Hardcover, 128 pages, $14.95
Review by Sheila Merritt
Douglas Clegg knows the power of a ghostly whisper in the ear. In Isis, he creates a subtle yet scary spectral story; no screams are necessary. Eerie atmosphere is established at the outset: A secluded estate on England’s rugged and mystical Cornwall coast. Its inhabitants are a family at odds with their environment; and often with each other. Two in the household have a bond; a tie so tight that it defies death.
Young Iris, who is later known as Isis, and her older brother Harvey are very close. They share a moody mother, an away from home father, and two other brothers (one is Harvey’s twin.) Also living on the premises is a dotty grandfather who spouts scriptures, but hides porn in his library. Iris relies on Harvey’s humor and devotion to offset the dysfunctional aspects of their clan. He jokes to her about local legends and the family burial site on the estate. They exchange cares and concerns. As they grow into adolescence, discomforts mount. There is no parental guidance, and when Harvey’s twin becomes sexually active, the tryst triggers tension and tragedy.
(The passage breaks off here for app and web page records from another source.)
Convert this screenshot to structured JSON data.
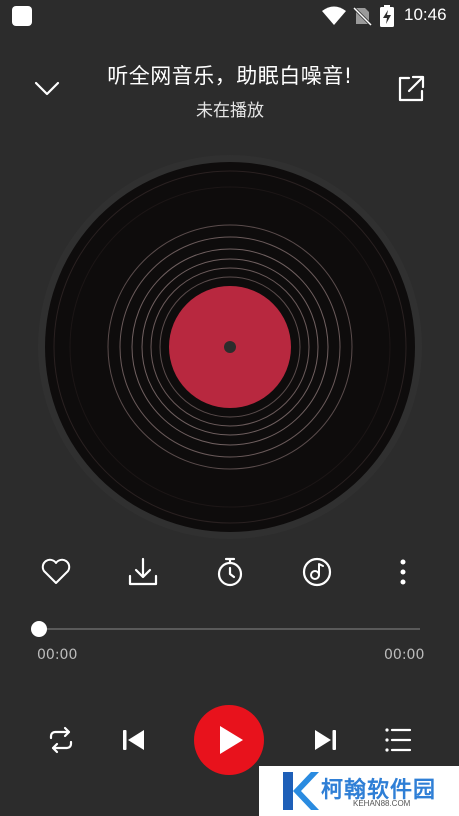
{
  "status_bar": {
    "time": "10:46",
    "icons": [
      "app-icon",
      "wifi-icon",
      "no-sim-icon",
      "battery-charging-icon"
    ]
  },
  "header": {
    "title": "听全网音乐，助眠白噪音!",
    "subtitle": "未在播放"
  },
  "actions": [
    "heart-icon",
    "download-icon",
    "timer-icon",
    "sound-effect-icon",
    "more-vertical-icon"
  ],
  "progress": {
    "current_time": "00:00",
    "total_time": "00:00",
    "position": 0
  },
  "controls": [
    "repeat-icon",
    "previous-icon",
    "play-icon",
    "next-icon",
    "playlist-icon"
  ],
  "colors": {
    "background": "#2c2c2c",
    "accent": "#e8121c",
    "disc_label": "#b8283f"
  },
  "watermark": {
    "text": "柯翰软件园",
    "url": "KEHAN88.COM"
  }
}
Iris, the first person narrator of the novella, is shattered by the subsequent death in the family. She also almost dies in the accident. Embittered, antagonistic, and angry, she immerses herself in exploring the occult. Her near death experience has given her a “window” to the other world. She describes an unearthly encounter, thus: “I saw a wriggling movement in the shadows of the stone walls. A whirl of motion, as of leaves and seedlings stirred up by a sudden breeze. As if I were connecting parts of a puzzle drawn upon the air, I saw a strange form manifesting itself from the soft white milk thistles that blew in a circular motion at the garden wall. It seemed to be the outline of a man.”
Bringing back the dead always has its consequences; in horror fiction they are brutal. W. W. Jacob’s “The Monkey’s Paw” and Poe’s “The Facts in the Case of M. Valdemar” are just two short story examples of necro-nightmares, which result from not letting the departed rest in peace. Iris’ clingy and selfish love does revive a relationship; but it also alters it. A change occurs within herself, as well. She is now like the ancient Egyptian deity Isis; whose beyond the grave tampering produced a disastrous denouement.
Clegg’s book is a period piece prequel to his Harrow Mythos trilogy. Isis’ character is a part of the series. Her early story, unveiled in this novella, is a fine stand alone volume. Based on its lovely illustrations by Glenn Chadbourne, the book has been adapted into a computer game. Isis is a quietly disquieting tale of terror written by a recipient of The Bram Stoker Award and the International Horror Guild Award. It doesn’t shout to shock; it merely masterfully murmurs.